⟨
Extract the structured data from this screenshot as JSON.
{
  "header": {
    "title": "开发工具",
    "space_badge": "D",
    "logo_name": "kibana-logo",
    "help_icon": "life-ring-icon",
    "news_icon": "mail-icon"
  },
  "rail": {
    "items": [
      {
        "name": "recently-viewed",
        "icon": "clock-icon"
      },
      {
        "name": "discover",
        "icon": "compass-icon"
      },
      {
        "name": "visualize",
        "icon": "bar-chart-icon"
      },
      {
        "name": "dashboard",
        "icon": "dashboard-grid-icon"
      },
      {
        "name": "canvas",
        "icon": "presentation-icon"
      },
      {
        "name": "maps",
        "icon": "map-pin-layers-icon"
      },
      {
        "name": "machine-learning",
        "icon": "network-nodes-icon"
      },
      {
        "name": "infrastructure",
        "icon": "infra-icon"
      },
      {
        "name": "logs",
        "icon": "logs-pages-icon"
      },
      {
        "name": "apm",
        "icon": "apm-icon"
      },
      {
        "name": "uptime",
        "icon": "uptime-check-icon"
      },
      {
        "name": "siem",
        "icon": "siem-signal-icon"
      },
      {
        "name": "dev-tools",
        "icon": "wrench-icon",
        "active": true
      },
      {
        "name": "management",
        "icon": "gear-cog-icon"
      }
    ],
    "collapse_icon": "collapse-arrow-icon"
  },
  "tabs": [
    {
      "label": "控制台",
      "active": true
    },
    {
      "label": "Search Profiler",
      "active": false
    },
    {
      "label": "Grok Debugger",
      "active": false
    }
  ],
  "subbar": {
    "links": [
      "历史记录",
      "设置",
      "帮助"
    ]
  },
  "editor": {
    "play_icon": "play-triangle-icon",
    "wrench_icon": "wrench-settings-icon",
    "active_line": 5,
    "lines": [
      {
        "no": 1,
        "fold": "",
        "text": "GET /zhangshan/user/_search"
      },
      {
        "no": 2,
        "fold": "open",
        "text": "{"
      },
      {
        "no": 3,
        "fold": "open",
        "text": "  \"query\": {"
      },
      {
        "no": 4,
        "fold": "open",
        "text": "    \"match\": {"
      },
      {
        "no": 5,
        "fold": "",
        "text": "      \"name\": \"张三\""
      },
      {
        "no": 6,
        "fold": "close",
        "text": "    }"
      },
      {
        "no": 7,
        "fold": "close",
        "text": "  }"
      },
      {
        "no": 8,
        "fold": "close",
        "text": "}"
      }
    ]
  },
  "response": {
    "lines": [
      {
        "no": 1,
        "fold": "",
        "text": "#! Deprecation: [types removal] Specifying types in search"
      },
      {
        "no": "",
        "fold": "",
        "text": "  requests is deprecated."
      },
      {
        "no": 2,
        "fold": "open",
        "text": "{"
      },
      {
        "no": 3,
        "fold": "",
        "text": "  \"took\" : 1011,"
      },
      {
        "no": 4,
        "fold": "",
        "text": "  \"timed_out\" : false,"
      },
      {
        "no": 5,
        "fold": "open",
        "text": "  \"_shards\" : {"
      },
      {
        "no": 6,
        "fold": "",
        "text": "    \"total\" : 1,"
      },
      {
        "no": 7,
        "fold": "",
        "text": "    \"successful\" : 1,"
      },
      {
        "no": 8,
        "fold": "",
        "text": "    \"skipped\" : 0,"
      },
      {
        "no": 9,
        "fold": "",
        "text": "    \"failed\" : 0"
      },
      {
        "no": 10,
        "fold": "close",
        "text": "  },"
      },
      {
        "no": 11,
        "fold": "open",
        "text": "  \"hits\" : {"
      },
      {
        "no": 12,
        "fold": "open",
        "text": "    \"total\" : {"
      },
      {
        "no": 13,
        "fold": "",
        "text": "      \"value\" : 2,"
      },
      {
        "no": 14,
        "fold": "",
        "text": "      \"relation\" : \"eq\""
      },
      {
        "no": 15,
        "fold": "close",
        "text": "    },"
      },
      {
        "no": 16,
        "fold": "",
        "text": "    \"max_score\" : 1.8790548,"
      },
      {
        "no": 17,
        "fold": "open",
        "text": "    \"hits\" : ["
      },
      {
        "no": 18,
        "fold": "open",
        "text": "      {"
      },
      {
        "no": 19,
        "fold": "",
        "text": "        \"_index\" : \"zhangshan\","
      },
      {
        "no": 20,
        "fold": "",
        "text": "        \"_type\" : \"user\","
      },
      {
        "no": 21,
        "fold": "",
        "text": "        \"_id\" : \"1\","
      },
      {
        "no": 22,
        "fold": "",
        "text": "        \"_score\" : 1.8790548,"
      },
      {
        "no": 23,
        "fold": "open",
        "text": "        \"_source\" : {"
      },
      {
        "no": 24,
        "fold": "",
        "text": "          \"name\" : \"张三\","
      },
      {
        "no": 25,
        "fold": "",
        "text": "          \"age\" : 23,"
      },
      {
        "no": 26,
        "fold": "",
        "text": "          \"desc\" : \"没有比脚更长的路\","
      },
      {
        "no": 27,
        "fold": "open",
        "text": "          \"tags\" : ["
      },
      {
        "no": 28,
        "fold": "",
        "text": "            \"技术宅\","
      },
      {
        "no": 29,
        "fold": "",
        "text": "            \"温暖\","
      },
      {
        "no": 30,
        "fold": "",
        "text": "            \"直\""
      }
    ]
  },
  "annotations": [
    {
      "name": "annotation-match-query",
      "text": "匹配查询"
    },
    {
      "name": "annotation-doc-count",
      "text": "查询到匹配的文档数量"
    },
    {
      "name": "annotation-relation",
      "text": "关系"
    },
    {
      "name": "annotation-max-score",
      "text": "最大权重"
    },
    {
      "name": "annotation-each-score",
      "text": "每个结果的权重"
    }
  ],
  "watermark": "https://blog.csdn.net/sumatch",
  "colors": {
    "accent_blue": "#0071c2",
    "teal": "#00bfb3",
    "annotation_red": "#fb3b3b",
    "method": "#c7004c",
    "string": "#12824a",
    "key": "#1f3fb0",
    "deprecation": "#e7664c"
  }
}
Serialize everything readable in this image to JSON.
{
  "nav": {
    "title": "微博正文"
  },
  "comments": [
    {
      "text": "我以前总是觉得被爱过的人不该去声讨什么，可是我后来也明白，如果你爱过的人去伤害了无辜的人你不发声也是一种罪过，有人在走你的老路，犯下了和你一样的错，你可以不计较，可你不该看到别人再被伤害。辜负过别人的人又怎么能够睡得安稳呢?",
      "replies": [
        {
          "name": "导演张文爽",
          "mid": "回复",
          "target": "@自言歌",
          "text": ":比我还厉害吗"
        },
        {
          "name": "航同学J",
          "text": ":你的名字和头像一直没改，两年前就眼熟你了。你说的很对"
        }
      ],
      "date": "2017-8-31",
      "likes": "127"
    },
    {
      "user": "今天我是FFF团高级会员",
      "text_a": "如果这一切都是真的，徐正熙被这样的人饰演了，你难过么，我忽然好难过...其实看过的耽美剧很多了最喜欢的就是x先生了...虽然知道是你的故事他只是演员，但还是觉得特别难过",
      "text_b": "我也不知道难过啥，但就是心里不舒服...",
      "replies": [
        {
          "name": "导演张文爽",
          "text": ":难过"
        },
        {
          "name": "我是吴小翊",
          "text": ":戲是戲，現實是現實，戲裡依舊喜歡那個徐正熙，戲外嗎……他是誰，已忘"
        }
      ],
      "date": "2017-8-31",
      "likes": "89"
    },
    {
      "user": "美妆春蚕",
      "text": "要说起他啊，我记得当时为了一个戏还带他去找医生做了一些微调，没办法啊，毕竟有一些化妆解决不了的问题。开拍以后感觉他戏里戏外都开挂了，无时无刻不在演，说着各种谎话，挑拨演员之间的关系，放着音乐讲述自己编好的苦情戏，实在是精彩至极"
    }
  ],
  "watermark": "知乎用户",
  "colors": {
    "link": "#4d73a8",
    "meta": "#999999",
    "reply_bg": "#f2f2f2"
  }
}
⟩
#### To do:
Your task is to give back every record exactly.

#### Task answer:
Extract the structured data from this screenshot as JSON.
{
  "header": {
    "title": "开发工具",
    "space_badge": "D",
    "logo_name": "kibana-logo",
    "help_icon": "life-ring-icon",
    "news_icon": "mail-icon"
  },
  "rail": {
    "items": [
      {
        "name": "recently-viewed",
        "icon": "clock-icon"
      },
      {
        "name": "discover",
        "icon": "compass-icon"
      },
      {
        "name": "visualize",
        "icon": "bar-chart-icon"
      },
      {
        "name": "dashboard",
        "icon": "dashboard-grid-icon"
      },
      {
        "name": "canvas",
        "icon": "presentation-icon"
      },
      {
        "name": "maps",
        "icon": "map-pin-layers-icon"
      },
      {
        "name": "machine-learning",
        "icon": "network-nodes-icon"
      },
      {
        "name": "infrastructure",
        "icon": "infra-icon"
      },
      {
        "name": "logs",
        "icon": "logs-pages-icon"
      },
      {
        "name": "apm",
        "icon": "apm-icon"
      },
      {
        "name": "uptime",
        "icon": "uptime-check-icon"
      },
      {
        "name": "siem",
        "icon": "siem-signal-icon"
      },
      {
        "name": "dev-tools",
        "icon": "wrench-icon",
        "active": true
      },
      {
        "name": "management",
        "icon": "gear-cog-icon"
      }
    ],
    "collapse_icon": "collapse-arrow-icon"
  },
  "tabs": [
    {
      "label": "控制台",
      "active": true
    },
    {
      "label": "Search Profiler",
      "active": false
    },
    {
      "label": "Grok Debugger",
      "active": false
    }
  ],
  "subbar": {
    "links": [
      "历史记录",
      "设置",
      "帮助"
    ]
  },
  "editor": {
    "play_icon": "play-triangle-icon",
    "wrench_icon": "wrench-settings-icon",
    "active_line": 5,
    "lines": [
      {
        "no": 1,
        "fold": "",
        "text": "GET /zhangshan/user/_search"
      },
      {
        "no": 2,
        "fold": "open",
        "text": "{"
      },
      {
        "no": 3,
        "fold": "open",
        "text": "  \"query\": {"
      },
      {
        "no": 4,
        "fold": "open",
        "text": "    \"match\": {"
      },
      {
        "no": 5,
        "fold": "",
        "text": "      \"name\": \"张三\""
      },
      {
        "no": 6,
        "fold": "close",
        "text": "    }"
      },
      {
        "no": 7,
        "fold": "close",
        "text": "  }"
      },
      {
        "no": 8,
        "fold": "close",
        "text": "}"
      }
    ]
  },
  "response": {
    "lines": [
      {
        "no": 1,
        "fold": "",
        "text": "#! Deprecation: [types removal] Specifying types in search"
      },
      {
        "no": "",
        "fold": "",
        "text": "  requests is deprecated."
      },
      {
        "no": 2,
        "fold": "open",
        "text": "{"
      },
      {
        "no": 3,
        "fold": "",
        "text": "  \"took\" : 1011,"
      },
      {
        "no": 4,
        "fold": "",
        "text": "  \"timed_out\" : false,"
      },
      {
        "no": 5,
        "fold": "open",
        "text": "  \"_shards\" : {"
      },
      {
        "no": 6,
        "fold": "",
        "text": "    \"total\" : 1,"
      },
      {
        "no": 7,
        "fold": "",
        "text": "    \"successful\" : 1,"
      },
      {
        "no": 8,
        "fold": "",
        "text": "    \"skipped\" : 0,"
      },
      {
        "no": 9,
        "fold": "",
        "text": "    \"failed\" : 0"
      },
      {
        "no": 10,
        "fold": "close",
        "text": "  },"
      },
      {
        "no": 11,
        "fold": "open",
        "text": "  \"hits\" : {"
      },
      {
        "no": 12,
        "fold": "open",
        "text": "    \"total\" : {"
      },
      {
        "no": 13,
        "fold": "",
        "text": "      \"value\" : 2,"
      },
      {
        "no": 14,
        "fold": "",
        "text": "      \"relation\" : \"eq\""
      },
      {
        "no": 15,
        "fold": "close",
        "text": "    },"
      },
      {
        "no": 16,
        "fold": "",
        "text": "    \"max_score\" : 1.8790548,"
      },
      {
        "no": 17,
        "fold": "open",
        "text": "    \"hits\" : ["
      },
      {
        "no": 18,
        "fold": "open",
        "text": "      {"
      },
      {
        "no": 19,
        "fold": "",
        "text": "        \"_index\" : \"zhangshan\","
      },
      {
        "no": 20,
        "fold": "",
        "text": "        \"_type\" : \"user\","
      },
      {
        "no": 21,
        "fold": "",
        "text": "        \"_id\" : \"1\","
      },
      {
        "no": 22,
        "fold": "",
        "text": "        \"_score\" : 1.8790548,"
      },
      {
        "no": 23,
        "fold": "open",
        "text": "        \"_source\" : {"
      },
      {
        "no": 24,
        "fold": "",
        "text": "          \"name\" : \"张三\","
      },
      {
        "no": 25,
        "fold": "",
        "text": "          \"age\" : 23,"
      },
      {
        "no": 26,
        "fold": "",
        "text": "          \"desc\" : \"没有比脚更长的路\","
      },
      {
        "no": 27,
        "fold": "open",
        "text": "          \"tags\" : ["
      },
      {
        "no": 28,
        "fold": "",
        "text": "            \"技术宅\","
      },
      {
        "no": 29,
        "fold": "",
        "text": "            \"温暖\","
      },
      {
        "no": 30,
        "fold": "",
        "text": "            \"直\""
      }
    ]
  },
  "annotations": [
    {
      "name": "annotation-match-query",
      "text": "匹配查询"
    },
    {
      "name": "annotation-doc-count",
      "text": "查询到匹配的文档数量"
    },
    {
      "name": "annotation-relation",
      "text": "关系"
    },
    {
      "name": "annotation-max-score",
      "text": "最大权重"
    },
    {
      "name": "annotation-each-score",
      "text": "每个结果的权重"
    }
  ],
  "watermark": "https://blog.csdn.net/sumatch",
  "colors": {
    "accent_blue": "#0071c2",
    "teal": "#00bfb3",
    "annotation_red": "#fb3b3b",
    "method": "#c7004c",
    "string": "#12824a",
    "key": "#1f3fb0",
    "deprecation": "#e7664c"
  }
}
Serialize everything readable in this image to JSON.
{
  "nav": {
    "title": "微博正文"
  },
  "comments": [
    {
      "text": "我以前总是觉得被爱过的人不该去声讨什么，可是我后来也明白，如果你爱过的人去伤害了无辜的人你不发声也是一种罪过，有人在走你的老路，犯下了和你一样的错，你可以不计较，可你不该看到别人再被伤害。辜负过别人的人又怎么能够睡得安稳呢?",
      "replies": [
        {
          "name": "导演张文爽",
          "mid": "回复",
          "target": "@自言歌",
          "text": ":比我还厉害吗"
        },
        {
          "name": "航同学J",
          "text": ":你的名字和头像一直没改，两年前就眼熟你了。你说的很对"
        }
      ],
      "date": "2017-8-31",
      "likes": "127"
    },
    {
      "user": "今天我是FFF团高级会员",
      "text_a": "如果这一切都是真的，徐正熙被这样的人饰演了，你难过么，我忽然好难过...其实看过的耽美剧很多了最喜欢的就是x先生了...虽然知道是你的故事他只是演员，但还是觉得特别难过",
      "text_b": "我也不知道难过啥，但就是心里不舒服...",
      "replies": [
        {
          "name": "导演张文爽",
          "text": ":难过"
        },
        {
          "name": "我是吴小翊",
          "text": ":戲是戲，現實是現實，戲裡依舊喜歡那個徐正熙，戲外嗎……他是誰，已忘"
        }
      ],
      "date": "2017-8-31",
      "likes": "89"
    },
    {
      "user": "美妆春蚕",
      "text": "要说起他啊，我记得当时为了一个戏还带他去找医生做了一些微调，没办法啊，毕竟有一些化妆解决不了的问题。开拍以后感觉他戏里戏外都开挂了，无时无刻不在演，说着各种谎话，挑拨演员之间的关系，放着音乐讲述自己编好的苦情戏，实在是精彩至极"
    }
  ],
  "watermark": "知乎用户",
  "colors": {
    "link": "#4d73a8",
    "meta": "#999999",
    "reply_bg": "#f2f2f2"
  }
}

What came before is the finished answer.